Frequently Asked Questions
For Hip Replacement
Watch the video to learn about the Joint Institute and hip surgery.
What is osteoarthritis and why does my hip hurt?
Joint cartilage is a tough, smooth tissue the covers the end of the bones
where joints are located. It helps cushion the bones during movement,
and because it is smooth and slippery, it allows for motion with minimal
friction. Osteoarthritis, the most common form of arthritis, is a wear
and tear condition that destroys joint cartilage. Sometimes as the result
of trauma, repetitive movement, or for no apparent reason, the cartilage
wears down, exposing bone ends. This can occur quickly over months or
may take years to occur. Cartilage destruction can result in painful bone-on-bone
contact, along with swelling and loss of motion. Osteoarthritis usually
occurs later in life and may affect only one joint or many joints.
What is total hip replacement?
A total hip replacement is an operation that removes the arthritic ball
of the upper femur (thigh bone) as well as damaged bone and cartilage
from the hip socket. The ball is replaced with at metal ball that is fixed
solidly inside the femur. The socket is replaced with a plastic or metal
liner that is usually fixed inside a metal shell to create a smoothly
What are the results of total hip replacement?
Results will vary depending on the quality of the surrounding tissue,
the severity of the arthritis at the time of surgery, the patient’s
activity level, and the patient’s adherence to the doctor’s orders.
When should I have this type of surgery?
Your orthopedic surgeon will decide if you are a candidate for the surgery.
The decision will be based on your history, exam, x-rays, and response
to conservative treatment.
Am I too old for this surgery?
Age is generally not an issue if you are in reasonable health and have
the desire to continue living a productive, active life. You may be asked
to see your personal physician for his/her opinion about your general
health and readiness for surgery.
How long will my new hip last?
All implants have a limited life expectancy depending on the individual’s
age, weight, activity level, and other medical condition(s). A total joint
implant’s longevity will vary in every patient. It is important
to remember that an implant is a medical device subject to wear that may
lead to mechanical failure. While it is important to follow all of your
surgeon’s recommendations after surgery, there is no guarantee that
you particular implant will last for any specific length of time.
Why might I require a revision?
Just as your original joint wears out, a joint replacement will wear over
time as well. The most common reason for revision is loosening of the
artificial surface from the bone. If your joint has a plastic spacer,
wearing of the plastic spacer may also result in the need for a new spacer.
Dislocation of the hip after surgery is a risk. Your surgeon will explain
the possible complications associated with a total hip replacement.
What are the possible complications associated with joint replacement?
While uncommon, complications can occur during and after surgery. Some
complications include infections, blood clots, implant breakage, misalignment,
dislocation, and premature wear, any of which may necessitate implant
removal/replacement surgery. Generally, these devices are successful in
attaining reduced pain and restoring normal function.

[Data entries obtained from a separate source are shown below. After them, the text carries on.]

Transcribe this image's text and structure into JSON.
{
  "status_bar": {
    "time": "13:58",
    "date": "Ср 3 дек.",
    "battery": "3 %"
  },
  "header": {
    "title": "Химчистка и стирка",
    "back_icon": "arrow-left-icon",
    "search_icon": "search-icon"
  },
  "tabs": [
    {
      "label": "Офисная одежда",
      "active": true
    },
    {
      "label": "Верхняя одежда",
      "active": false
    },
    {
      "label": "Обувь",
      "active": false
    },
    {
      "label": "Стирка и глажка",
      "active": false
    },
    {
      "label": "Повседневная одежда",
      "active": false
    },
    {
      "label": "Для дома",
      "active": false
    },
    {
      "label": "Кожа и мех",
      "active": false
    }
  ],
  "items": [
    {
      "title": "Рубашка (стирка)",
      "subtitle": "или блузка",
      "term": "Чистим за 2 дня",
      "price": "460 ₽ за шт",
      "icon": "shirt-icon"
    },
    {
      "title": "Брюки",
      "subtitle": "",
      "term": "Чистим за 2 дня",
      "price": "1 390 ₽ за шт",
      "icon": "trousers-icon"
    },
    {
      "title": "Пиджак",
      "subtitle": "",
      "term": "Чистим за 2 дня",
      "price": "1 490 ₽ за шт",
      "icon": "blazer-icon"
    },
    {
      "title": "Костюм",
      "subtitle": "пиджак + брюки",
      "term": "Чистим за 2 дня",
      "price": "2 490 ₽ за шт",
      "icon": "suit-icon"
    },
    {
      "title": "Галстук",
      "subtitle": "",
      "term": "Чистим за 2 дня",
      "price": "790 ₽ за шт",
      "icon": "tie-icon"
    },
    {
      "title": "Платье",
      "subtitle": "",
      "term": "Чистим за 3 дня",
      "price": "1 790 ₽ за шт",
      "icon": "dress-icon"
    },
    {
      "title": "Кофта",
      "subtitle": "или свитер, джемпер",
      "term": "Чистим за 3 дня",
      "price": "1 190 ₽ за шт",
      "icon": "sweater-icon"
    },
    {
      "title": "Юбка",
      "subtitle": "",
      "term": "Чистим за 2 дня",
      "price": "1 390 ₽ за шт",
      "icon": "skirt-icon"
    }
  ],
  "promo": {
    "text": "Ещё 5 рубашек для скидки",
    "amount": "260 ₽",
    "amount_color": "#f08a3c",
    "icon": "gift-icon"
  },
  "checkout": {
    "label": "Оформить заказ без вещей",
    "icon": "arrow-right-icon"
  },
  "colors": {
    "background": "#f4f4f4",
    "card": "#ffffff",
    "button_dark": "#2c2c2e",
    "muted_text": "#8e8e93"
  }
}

Although implant surgery is extremely successful in most cases, some patient’s
post-surgical activities and weight can affect longevity. Be sure to discuss
these and other risks with surgeon.
Should I exercise before the surgery?
Yes, you should consult your surgeon and physical therapist about the
exercise appropriate for you. The more prepared you are for surgery the
better the potential recovery. Strengthening your entire body may help
you perform daily activities after your new hip surgery.
Will I need blood?
You may need blood after the surgery. You may use the community blood
supply, have your relatives donate for you or donate you own blood, if
you are able.
When will I begin rehabilitation and get discharged?
You will probably stay in bed the day of your surgery. However, the next
morning you will put on comfortable clothes and begin your rehabilitation
program. This program stresses early, extensive physical activity to help
you prepare to go home. Most individuals will be discharged on the third
day after surgery so if your surgery is on Monday, your discharge would
be on Thursday.